Thanks to “Access for All,” an Israeli NGO that provides access to university education for all people, especially those who otherwise would not have such an opportunity. We bring 2,400 adults from the margins of the Israeli society, all of whom are welfare recipients, who never set foot on campus, whose children don’t think of higher education as an option – to study courses in four universities — all across Israel.

And how do we do that? 

  • Do you remember how empty it felt at evening time at University? No-one likes to teach at night — so we teach classes to our participants in the evenings when there are so many empty classrooms;
  • Do you remember how you got around at school?  Bike, foot, car, bus? Our participants don’t have cars or money for public transportation – so we take them in buses from their hometown to the campus;
  • Do you remember all the food available to you in the cafeteria, or the local cafes and restaurants?  We don’t know when our participants started their day or when they last had something to eat – so we welcome them with a sandwich and beverages before class.  (Can you hear your Jewish mother telling you never to study on an empty stomach?)

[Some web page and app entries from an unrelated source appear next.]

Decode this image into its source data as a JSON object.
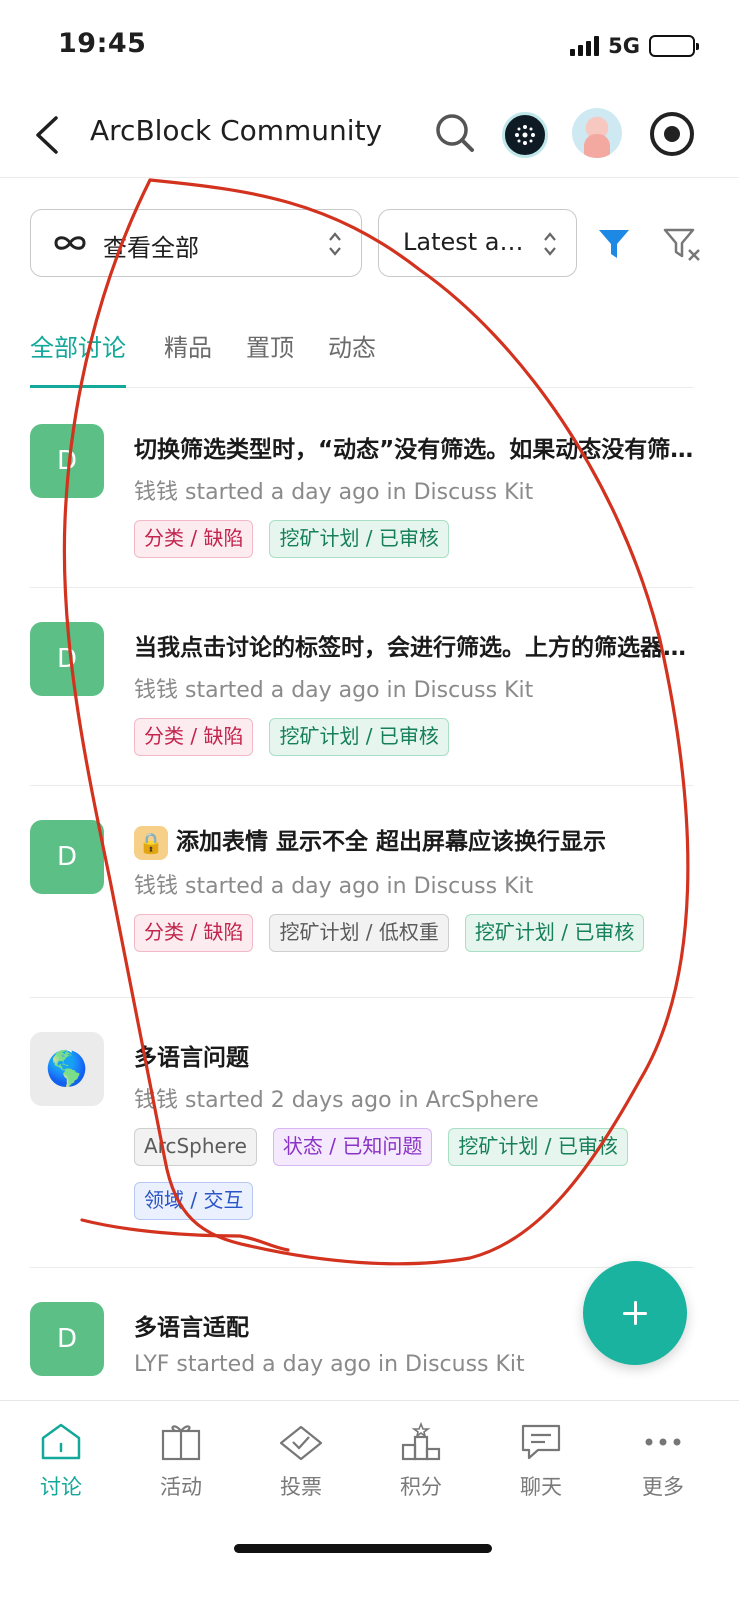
{
  "status_bar": {
    "time": "19:45",
    "network": "5G"
  },
  "header": {
    "title": "ArcBlock Community"
  },
  "filters": {
    "category_label": "查看全部",
    "sort_label": "Latest activity"
  },
  "tabs": [
    {
      "label": "全部讨论",
      "active": true
    },
    {
      "label": "精品",
      "active": false
    },
    {
      "label": "置顶",
      "active": false
    },
    {
      "label": "动态",
      "active": false
    }
  ],
  "posts": [
    {
      "avatar": "D",
      "title": "切换筛选类型时，“动态”没有筛选。如果动态没有筛选功能",
      "meta": "钱钱 started a day ago in Discuss Kit",
      "tags": [
        "分类 / 缺陷",
        "挖矿计划 / 已审核"
      ]
    },
    {
      "avatar": "D",
      "title": "当我点击讨论的标签时，会进行筛选。上方的筛选器没有变化",
      "meta": "钱钱 started a day ago in Discuss Kit",
      "tags": [
        "分类 / 缺陷",
        "挖矿计划 / 已审核"
      ]
    },
    {
      "avatar": "D",
      "title": "添加表情 显示不全 超出屏幕应该换行显示",
      "meta": "钱钱 started a day ago in Discuss Kit",
      "tags": [
        "分类 / 缺陷",
        "挖矿计划 / 低权重",
        "挖矿计划 / 已审核"
      ]
    },
    {
      "avatar": "🌎",
      "title": "多语言问题",
      "meta": "钱钱 started 2 days ago in ArcSphere",
      "tags": [
        "ArcSphere",
        "状态 / 已知问题",
        "挖矿计划 / 已审核",
        "领域 / 交互"
      ]
    },
    {
      "avatar": "D",
      "title": "多语言适配",
      "meta": "LYF started a day ago in Discuss Kit",
      "tags": []
    }
  ],
  "bottom_nav": [
    {
      "label": "讨论",
      "icon": "home-icon",
      "active": true
    },
    {
      "label": "活动",
      "icon": "gift-icon",
      "active": false
    },
    {
      "label": "投票",
      "icon": "vote-icon",
      "active": false
    },
    {
      "label": "积分",
      "icon": "podium-icon",
      "active": false
    },
    {
      "label": "聊天",
      "icon": "chat-icon",
      "active": false
    },
    {
      "label": "更多",
      "icon": "more-icon",
      "active": false
    }
  ],
  "colors": {
    "accent": "#12a89a",
    "fab": "#19b39f",
    "avatar_green": "#5cbf86",
    "annotation_red": "#d2321e"
  }
}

And how do we do that? 

What do we teach them?

  • Remember that time you neded legal advice regarding your employment rights? We teach introduction to law. 
  • You know how you wish someone would have taught you about nutrition and health related issues when you were younger?  We teach introduction to medicine.
  • Think of how you stood helpless in front of the mortgage agent.  We teach introduction to business.
  • And the many times you really hoped someone would tell you how to talk to your children? We also teach introduction to psychology.

Everyone should have access to that knowledge.  Not just those of us who were lucky enough to get in to University. 

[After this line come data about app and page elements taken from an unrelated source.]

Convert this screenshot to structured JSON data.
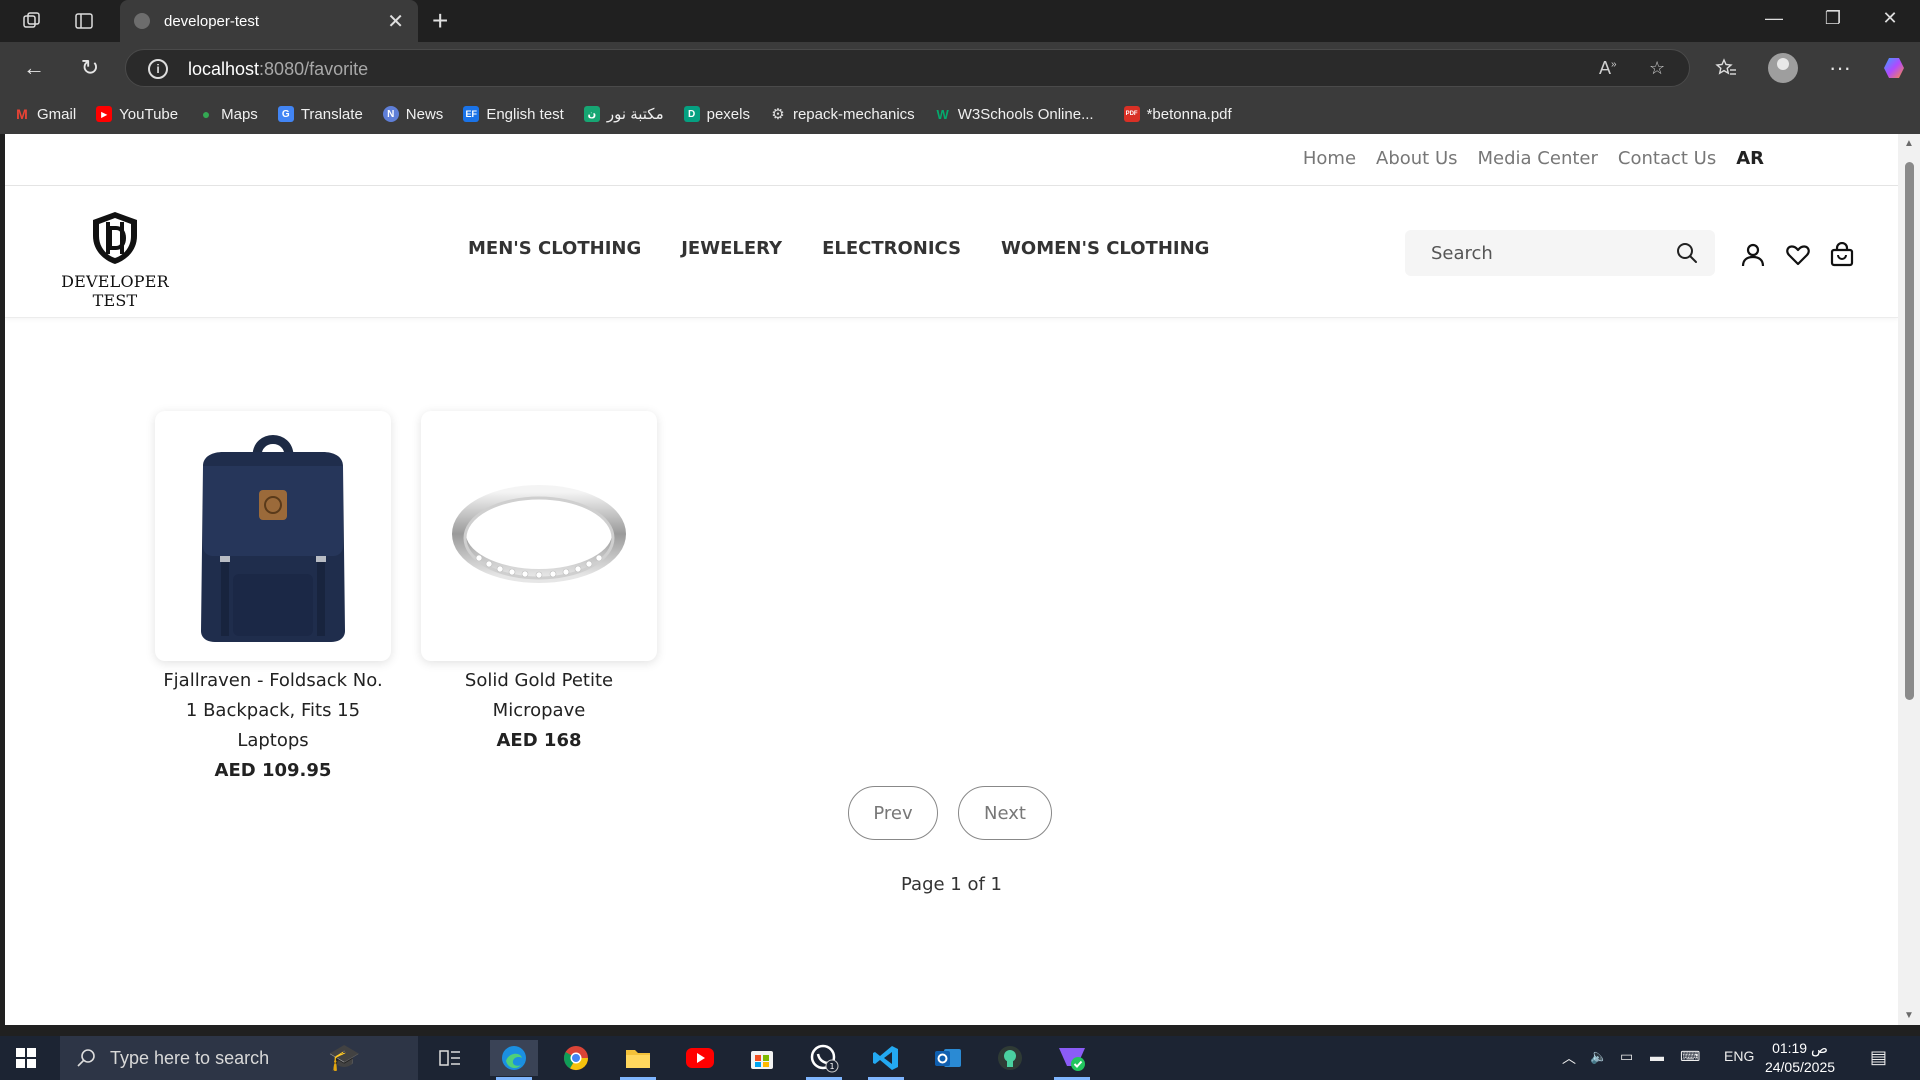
{
  "browser": {
    "tab_title": "developer-test",
    "address_host": "localhost",
    "address_path": ":8080/favorite",
    "bookmarks": [
      {
        "label": "Gmail",
        "icon": "gmail-icon",
        "color": "#ea4335",
        "glyph": "M"
      },
      {
        "label": "YouTube",
        "icon": "youtube-icon",
        "color": "#ff0000",
        "glyph": "▶"
      },
      {
        "label": "Maps",
        "icon": "maps-icon",
        "color": "#34a853",
        "glyph": "●"
      },
      {
        "label": "Translate",
        "icon": "translate-icon",
        "color": "#4285f4",
        "glyph": "G"
      },
      {
        "label": "News",
        "icon": "news-icon",
        "color": "#5f7fd8",
        "glyph": "N"
      },
      {
        "label": "English test",
        "icon": "ef-icon",
        "color": "#1a73e8",
        "glyph": "EF"
      },
      {
        "label": "مكتبة نور",
        "icon": "noor-library-icon",
        "color": "#17a673",
        "glyph": "ن"
      },
      {
        "label": "pexels",
        "icon": "pexels-icon",
        "color": "#05a081",
        "glyph": "D"
      },
      {
        "label": "repack-mechanics",
        "icon": "gear-icon",
        "color": "#555",
        "glyph": "⚙"
      },
      {
        "label": "W3Schools Online...",
        "icon": "w3schools-icon",
        "color": "#04aa6d",
        "glyph": "W"
      },
      {
        "label": "*betonna.pdf",
        "icon": "pdf-icon",
        "color": "#d93025",
        "glyph": "PDF"
      }
    ]
  },
  "site": {
    "top_links": [
      "Home",
      "About Us",
      "Media Center",
      "Contact Us"
    ],
    "lang_switch": "AR",
    "logo_text": "DEVELOPER TEST",
    "menu": [
      "MEN'S CLOTHING",
      "JEWELERY",
      "ELECTRONICS",
      "WOMEN'S CLOTHING"
    ],
    "search_placeholder": "Search"
  },
  "favorites": [
    {
      "title": "Fjallraven - Foldsack No. 1 Backpack, Fits 15 Laptops",
      "price": "AED 109.95",
      "image": "backpack"
    },
    {
      "title": "Solid Gold Petite Micropave",
      "price": "AED 168",
      "image": "ring"
    }
  ],
  "pagination": {
    "prev_label": "Prev",
    "next_label": "Next",
    "page_info": "Page 1 of 1"
  },
  "taskbar": {
    "search_placeholder": "Type here to search",
    "lang": "ENG",
    "time": "01:19 ص",
    "date": "24/05/2025"
  }
}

And who teaches?

Remember that 21-year-old Army graduate who went to law school?  The curricula is taught by a 100 BA students each year – they are our second target group at “Access for All.”  Students like me, who were never exposed to the periphery of the Israeli society, are actually being taught through their teaching; they are trained and see and experience the makeup of Israel, what needs to be changed in our society, and in what ways that change can be accomplished.

If we do our work right, when those BA students become lawyers they’ll take on pro-bono cases; when they become doctors they will work for government hospitals not private practices; when they become psychologists, they will work with kids in the tough neighborhoods and not in the privileged ones.  If we do our work even better — they will become teachers and the future social change agents of Israel.

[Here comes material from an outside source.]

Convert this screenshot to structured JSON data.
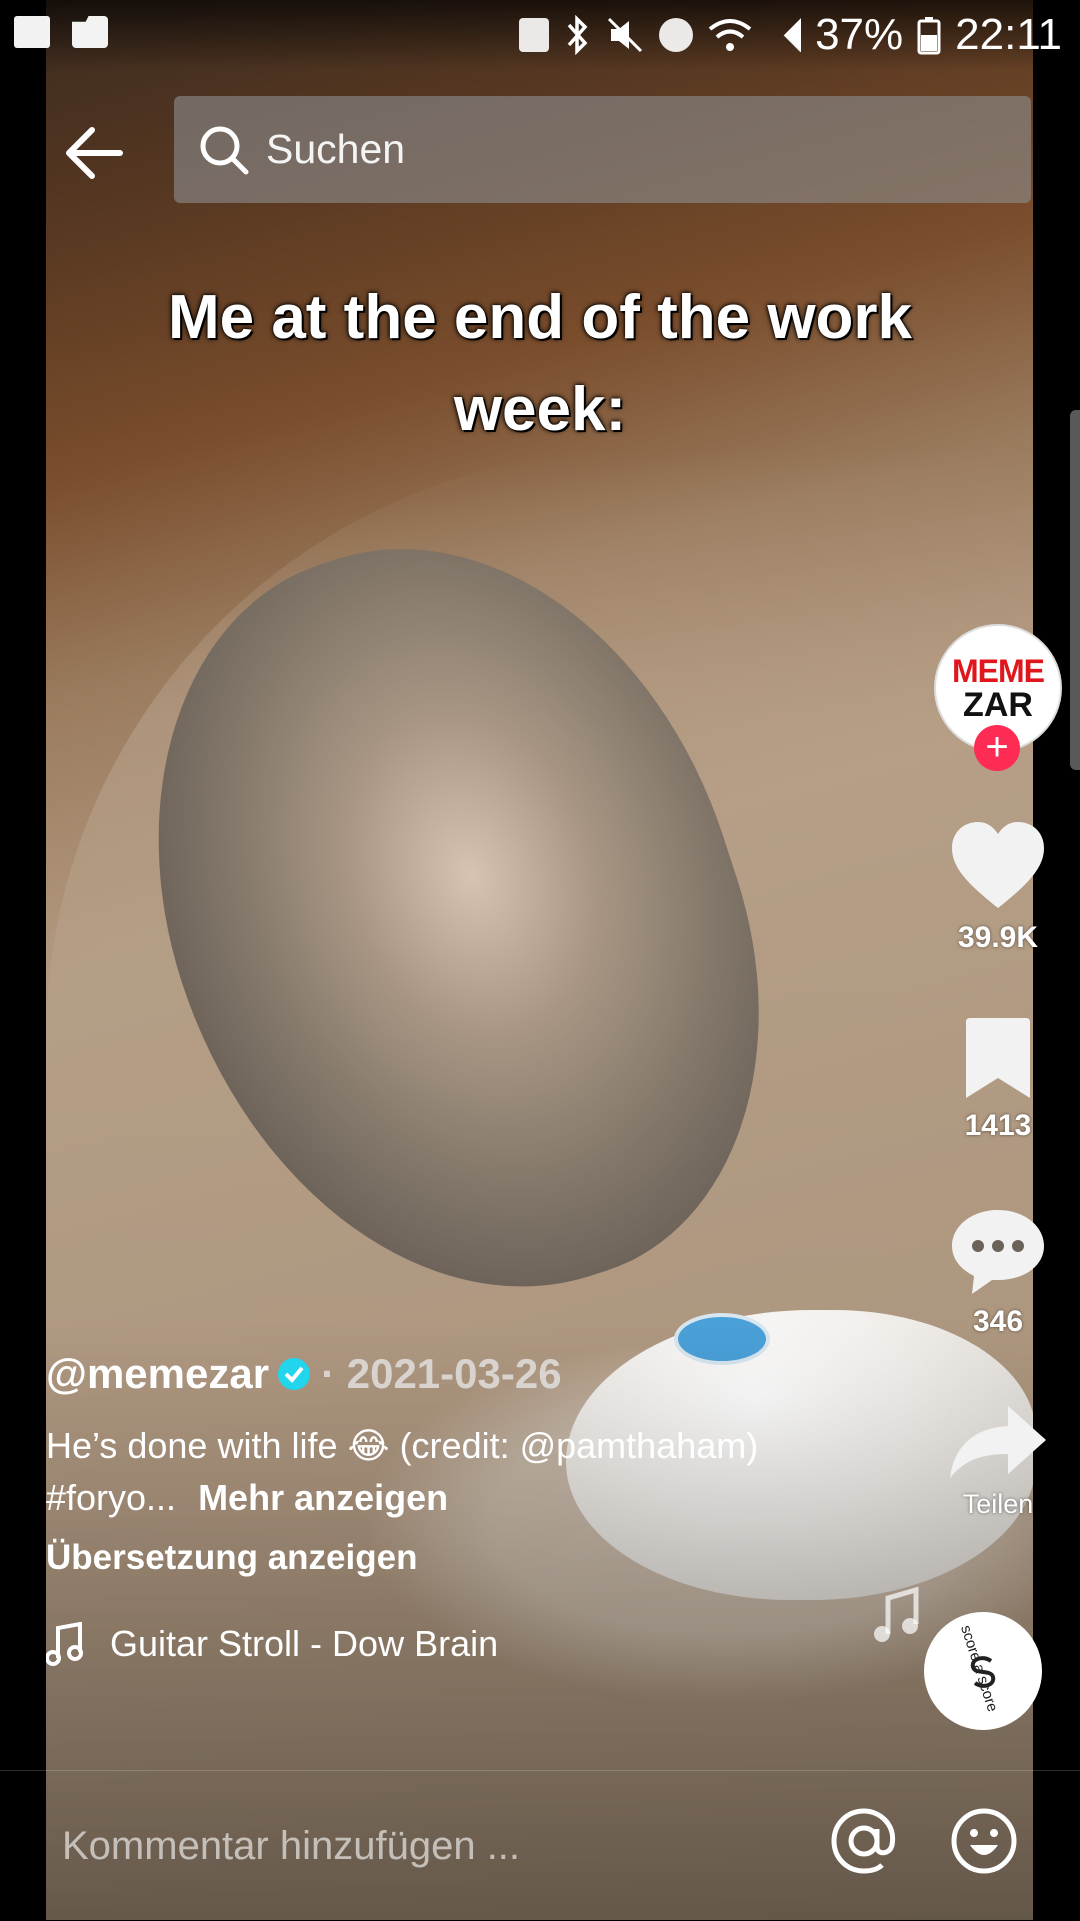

Remember your graduation day? How proud you were? And how proud your parents were of you? Access for All graduations are sky-rocketing exciting!  It’s a big happy mess — children all over the place — hanging from the ceiling and the curtains. Those kids are finally inside a university and when they see their mom go up on stage to get a certificate from the Dean of the Law School or when they see their dad has completed a course in the university, they know that the university is a place for them as well. They, too, can start dreaming.

“Access for All” is a story of building a healthier Israeli society.  One in which higher education is the right of every person —  rich or poor, man or a woman, Jewish or Arab, young or old, literate or not. It is also the story of the young generation in Israel who looks at our country and keeps looking for ways to make Israel an equal and thriving society. 

Rotem Yadlin,a current Wexner Israel Fellow in Class 28 at Harvard, serves as CEO for “Access for All,” a nonprofit organization opening university gates for adults from weakened populations, with courses taught by undergraduate students.  Rotem also serves as Director at Levinsky College of Education, as a member of the Diaspora Affairs Ministry’s public advisory committee and as an elected member in her local community, leading the education committee.  From 2009 to 2013, Rotem served as Senior Advisor to the Israeli Cabinet Secretary in the Prime Minister’s Office and, prior to that, as a lawyer at Goldfarb Seligman law offices.  Rotem holds an LLB Degree from Tel Aviv University and was granted the Israeli Bar Association’s “Honoris Causa Award” for reducing social gaps. She can be reached at rotem.yadlin@gmail.com.